The most popular pieces have been about Little Rock history and about people in Little Rock.

Little Rock Look Back: Charles E. Taylor, born 150 years ago

On September 15, 1868, future Little Rock Mayor Charles E. Taylor was born in Austin, Mississippi.  After locating to eastern Arkansas, his family moved to Little Rock around 1880.

Taylor graduated from Scott Street High School in Little Rock and proceeded to work for various hardware stores and other businesses.  In 1895 he married Belle Blackwood, with whom he would have four children.

In 1910, Taylor announced his intention to run for mayor of Little Rock.  Though he had never held elective office, he had been involved in several civic organizations.  Taylor was the main challenger to Alderman John Tuohey.  Seen as a reformer, Taylor initially lost to Tuohey.  But after an investigation of voter fraud and a subsequent runoff, Taylor was elected Mayor.

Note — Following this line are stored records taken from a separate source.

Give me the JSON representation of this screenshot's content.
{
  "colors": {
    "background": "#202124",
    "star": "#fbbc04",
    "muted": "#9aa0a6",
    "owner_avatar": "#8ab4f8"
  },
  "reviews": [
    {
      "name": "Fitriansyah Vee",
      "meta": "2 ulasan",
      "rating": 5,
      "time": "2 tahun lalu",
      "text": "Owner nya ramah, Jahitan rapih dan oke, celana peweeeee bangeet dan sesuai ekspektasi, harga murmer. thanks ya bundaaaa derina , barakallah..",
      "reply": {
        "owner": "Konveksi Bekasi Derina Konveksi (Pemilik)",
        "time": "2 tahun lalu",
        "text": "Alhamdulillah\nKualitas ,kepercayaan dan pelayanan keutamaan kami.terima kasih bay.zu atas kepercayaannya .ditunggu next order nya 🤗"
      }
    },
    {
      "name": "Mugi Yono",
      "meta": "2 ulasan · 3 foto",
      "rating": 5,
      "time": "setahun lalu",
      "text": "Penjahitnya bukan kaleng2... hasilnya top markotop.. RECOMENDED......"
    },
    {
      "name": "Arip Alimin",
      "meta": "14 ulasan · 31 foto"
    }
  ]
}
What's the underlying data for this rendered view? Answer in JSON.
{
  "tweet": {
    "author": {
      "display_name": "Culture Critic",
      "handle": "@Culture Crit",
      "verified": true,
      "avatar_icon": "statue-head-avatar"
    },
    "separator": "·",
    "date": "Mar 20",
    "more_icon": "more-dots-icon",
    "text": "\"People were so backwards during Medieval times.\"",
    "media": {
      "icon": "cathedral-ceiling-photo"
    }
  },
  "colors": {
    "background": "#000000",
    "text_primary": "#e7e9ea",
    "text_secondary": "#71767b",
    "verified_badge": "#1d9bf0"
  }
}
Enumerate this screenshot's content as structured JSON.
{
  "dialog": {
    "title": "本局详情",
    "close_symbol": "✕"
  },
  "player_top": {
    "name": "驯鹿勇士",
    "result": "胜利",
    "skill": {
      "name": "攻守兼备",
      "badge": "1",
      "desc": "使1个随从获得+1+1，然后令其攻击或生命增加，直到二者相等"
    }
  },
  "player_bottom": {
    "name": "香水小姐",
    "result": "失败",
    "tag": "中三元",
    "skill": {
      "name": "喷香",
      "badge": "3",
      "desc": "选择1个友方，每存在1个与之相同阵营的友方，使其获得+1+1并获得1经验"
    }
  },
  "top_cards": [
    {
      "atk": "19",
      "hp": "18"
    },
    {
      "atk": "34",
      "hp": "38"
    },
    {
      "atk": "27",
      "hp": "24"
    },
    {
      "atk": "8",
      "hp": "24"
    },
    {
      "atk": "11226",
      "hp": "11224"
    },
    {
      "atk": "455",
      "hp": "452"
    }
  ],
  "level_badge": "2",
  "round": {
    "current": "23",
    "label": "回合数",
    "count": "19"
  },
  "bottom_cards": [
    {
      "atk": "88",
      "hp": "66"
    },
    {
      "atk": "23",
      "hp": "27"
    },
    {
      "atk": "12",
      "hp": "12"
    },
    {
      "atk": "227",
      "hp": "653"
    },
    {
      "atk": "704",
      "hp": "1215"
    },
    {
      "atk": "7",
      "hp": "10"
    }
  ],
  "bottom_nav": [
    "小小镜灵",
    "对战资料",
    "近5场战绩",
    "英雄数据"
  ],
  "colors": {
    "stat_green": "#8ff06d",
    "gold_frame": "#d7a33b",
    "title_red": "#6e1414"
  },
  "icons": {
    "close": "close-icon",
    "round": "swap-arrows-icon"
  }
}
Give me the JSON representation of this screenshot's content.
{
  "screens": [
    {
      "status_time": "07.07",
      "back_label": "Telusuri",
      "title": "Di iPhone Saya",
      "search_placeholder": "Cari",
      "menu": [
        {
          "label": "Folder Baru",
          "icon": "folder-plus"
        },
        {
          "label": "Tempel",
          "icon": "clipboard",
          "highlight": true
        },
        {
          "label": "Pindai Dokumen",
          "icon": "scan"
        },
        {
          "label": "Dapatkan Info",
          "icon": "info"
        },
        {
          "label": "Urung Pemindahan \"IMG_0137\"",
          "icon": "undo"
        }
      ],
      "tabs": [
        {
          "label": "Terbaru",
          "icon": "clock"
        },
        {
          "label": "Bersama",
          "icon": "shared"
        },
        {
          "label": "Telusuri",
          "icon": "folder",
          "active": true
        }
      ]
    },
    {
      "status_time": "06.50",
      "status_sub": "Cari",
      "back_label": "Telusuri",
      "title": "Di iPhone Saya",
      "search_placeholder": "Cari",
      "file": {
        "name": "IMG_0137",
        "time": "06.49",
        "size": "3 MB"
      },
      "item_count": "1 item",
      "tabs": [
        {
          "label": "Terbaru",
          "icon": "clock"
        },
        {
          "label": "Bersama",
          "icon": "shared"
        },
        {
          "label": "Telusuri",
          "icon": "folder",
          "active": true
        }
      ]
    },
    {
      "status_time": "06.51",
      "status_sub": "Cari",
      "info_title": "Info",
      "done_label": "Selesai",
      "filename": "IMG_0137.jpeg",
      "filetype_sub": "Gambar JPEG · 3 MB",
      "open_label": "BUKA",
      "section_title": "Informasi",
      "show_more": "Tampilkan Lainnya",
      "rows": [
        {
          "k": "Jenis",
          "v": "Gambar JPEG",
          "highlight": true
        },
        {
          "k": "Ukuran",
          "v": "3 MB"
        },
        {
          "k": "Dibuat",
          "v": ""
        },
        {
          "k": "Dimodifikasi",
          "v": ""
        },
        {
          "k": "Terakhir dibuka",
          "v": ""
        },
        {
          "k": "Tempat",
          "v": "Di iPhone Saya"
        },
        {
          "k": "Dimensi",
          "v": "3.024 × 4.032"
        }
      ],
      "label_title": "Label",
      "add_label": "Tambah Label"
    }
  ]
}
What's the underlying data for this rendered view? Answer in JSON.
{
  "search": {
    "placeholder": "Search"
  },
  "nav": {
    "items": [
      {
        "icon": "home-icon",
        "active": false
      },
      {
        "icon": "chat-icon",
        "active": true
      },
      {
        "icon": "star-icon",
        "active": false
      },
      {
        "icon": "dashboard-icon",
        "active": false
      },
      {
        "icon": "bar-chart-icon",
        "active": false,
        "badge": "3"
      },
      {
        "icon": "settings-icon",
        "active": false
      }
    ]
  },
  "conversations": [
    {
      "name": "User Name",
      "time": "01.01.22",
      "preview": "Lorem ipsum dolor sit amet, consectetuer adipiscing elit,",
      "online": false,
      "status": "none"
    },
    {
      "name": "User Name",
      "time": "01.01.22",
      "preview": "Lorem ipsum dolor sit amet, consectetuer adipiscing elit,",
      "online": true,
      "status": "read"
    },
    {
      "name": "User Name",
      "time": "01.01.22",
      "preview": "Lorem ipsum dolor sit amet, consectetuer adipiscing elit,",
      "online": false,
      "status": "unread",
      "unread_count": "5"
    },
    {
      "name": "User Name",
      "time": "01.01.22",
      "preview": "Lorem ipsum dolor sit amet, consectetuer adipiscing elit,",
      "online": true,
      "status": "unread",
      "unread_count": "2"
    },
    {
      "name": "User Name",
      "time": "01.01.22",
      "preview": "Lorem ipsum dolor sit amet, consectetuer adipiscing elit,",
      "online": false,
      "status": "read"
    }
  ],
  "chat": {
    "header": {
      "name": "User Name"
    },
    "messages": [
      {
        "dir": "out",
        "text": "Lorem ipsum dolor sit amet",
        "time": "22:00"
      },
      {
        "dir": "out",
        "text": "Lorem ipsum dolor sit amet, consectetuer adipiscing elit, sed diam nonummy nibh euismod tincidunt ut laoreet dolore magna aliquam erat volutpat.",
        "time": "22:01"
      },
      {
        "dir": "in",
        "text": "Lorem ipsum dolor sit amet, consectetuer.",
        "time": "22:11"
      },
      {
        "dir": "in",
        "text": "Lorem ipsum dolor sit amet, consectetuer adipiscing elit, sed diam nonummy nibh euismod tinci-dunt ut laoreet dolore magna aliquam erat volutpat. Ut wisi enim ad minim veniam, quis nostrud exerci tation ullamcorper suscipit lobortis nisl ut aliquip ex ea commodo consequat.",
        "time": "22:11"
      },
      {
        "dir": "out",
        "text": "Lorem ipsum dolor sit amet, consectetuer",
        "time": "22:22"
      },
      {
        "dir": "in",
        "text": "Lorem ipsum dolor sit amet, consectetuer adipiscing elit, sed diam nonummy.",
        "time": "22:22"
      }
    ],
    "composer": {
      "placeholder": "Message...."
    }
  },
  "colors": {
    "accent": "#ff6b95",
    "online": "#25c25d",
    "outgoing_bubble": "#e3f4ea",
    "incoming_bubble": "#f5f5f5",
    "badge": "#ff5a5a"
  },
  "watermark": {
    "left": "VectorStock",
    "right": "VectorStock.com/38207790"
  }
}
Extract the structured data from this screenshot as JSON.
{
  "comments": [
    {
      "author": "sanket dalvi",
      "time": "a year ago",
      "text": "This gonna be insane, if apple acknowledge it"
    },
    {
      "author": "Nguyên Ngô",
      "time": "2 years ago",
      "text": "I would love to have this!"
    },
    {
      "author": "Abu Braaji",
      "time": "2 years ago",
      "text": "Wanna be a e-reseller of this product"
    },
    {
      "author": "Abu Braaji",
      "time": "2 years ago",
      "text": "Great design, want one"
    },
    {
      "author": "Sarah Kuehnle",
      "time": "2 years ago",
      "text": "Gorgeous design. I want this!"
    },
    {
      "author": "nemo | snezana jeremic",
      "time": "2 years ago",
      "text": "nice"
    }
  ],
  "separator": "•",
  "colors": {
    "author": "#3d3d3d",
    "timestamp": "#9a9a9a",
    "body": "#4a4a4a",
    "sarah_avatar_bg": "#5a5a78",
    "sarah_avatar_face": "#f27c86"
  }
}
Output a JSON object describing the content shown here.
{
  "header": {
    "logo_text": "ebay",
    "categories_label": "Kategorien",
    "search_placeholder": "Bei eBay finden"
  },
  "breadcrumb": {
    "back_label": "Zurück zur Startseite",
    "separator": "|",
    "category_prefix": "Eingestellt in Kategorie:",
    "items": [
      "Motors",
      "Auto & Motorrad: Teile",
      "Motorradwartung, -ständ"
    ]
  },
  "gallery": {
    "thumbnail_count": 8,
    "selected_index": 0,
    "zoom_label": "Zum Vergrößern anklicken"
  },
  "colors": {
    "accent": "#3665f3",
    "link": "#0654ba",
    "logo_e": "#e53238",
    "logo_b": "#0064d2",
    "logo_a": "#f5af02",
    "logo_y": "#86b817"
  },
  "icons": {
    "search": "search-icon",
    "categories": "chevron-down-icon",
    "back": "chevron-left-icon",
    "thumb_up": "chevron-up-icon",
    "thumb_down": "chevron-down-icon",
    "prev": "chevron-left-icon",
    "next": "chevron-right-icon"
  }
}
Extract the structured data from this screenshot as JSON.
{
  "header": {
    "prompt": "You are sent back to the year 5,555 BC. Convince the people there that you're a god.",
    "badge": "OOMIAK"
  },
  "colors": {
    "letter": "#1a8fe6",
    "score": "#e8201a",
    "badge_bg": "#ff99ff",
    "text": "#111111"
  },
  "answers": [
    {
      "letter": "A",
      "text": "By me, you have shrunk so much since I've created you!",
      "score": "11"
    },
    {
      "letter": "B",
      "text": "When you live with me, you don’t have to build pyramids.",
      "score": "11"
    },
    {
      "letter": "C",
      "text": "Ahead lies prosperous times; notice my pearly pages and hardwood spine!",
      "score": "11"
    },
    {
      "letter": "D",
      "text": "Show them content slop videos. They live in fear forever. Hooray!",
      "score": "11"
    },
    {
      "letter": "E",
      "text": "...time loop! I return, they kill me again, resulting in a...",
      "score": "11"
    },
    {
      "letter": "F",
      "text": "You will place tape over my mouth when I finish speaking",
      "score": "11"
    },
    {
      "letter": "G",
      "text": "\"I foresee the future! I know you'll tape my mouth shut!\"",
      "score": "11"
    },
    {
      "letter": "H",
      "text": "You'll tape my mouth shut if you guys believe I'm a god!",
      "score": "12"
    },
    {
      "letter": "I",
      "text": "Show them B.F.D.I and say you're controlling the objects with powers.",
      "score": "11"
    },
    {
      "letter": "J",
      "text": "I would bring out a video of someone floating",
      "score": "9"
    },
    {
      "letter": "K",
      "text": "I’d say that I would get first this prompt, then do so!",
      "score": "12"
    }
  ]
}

Upon taking office in August 1911, Mayor Taylor focused on improving health conditions in the city, upgrading the fire department and enhancing the overall moral tone of the city.

As a progressive of the era, he fought against gambling, drinking and prostitution.  He created a Health Department and enhanced the City Hospital.  His efforts led to a decrease in the death rate in Little Rock.  As mayor, Taylor introduced motorized vehicles to the Fire Department.  He also led the City Council to establish building and electrical codes.  Mayor Taylor also oversaw the construction of the 1913 Beaux Arts Central Fire Stations (which today serves as the City Hall West Wing).

Under his leadership, the City of Little Rock annexed Pulaski Heights. One of the selling points to Pulaski Heights residents was Mayor Taylor’s ability to provide modern services such as paved streets, water mains, fire hydrants and street lights.

Though neither his 1911 Parks Master Plan nor his dreams for a civic auditorium came to fruition, they paved the way for future successes in both of those areas.

Funding for projects continued to be a problem throughout Mayor Taylor’s four terms in office.  He believed that one obstacle to city funding was the prohibition by the state constitution against cities issuing bonds.  Though that ban has since been lifted, Taylor tried three times unsuccessfully to get it changed while he was Mayor.

In April 1919, Taylor left office after having served eight years.  He was the longest serving Mayor of Little Rock until Jim Dailey served in the 1990s and 2000s.  Following several business ventures, Taylor moved to Pine Bluff and led their chamber of commerce from 1923 through 1930.

Mayor Charles E. Taylor died in Pine Bluff in 1932. He was buried at Oakland Cemetery in Little Rock.

During his time in office, Mayor Taylor was presented with an unofficial flag of Little Rock by a group of citizens.  During Mayor Dailey’s tenure, that flag was restored by some private citizens and presented to the City.  It is framed on the 2nd Floor of Little Rock City Hall.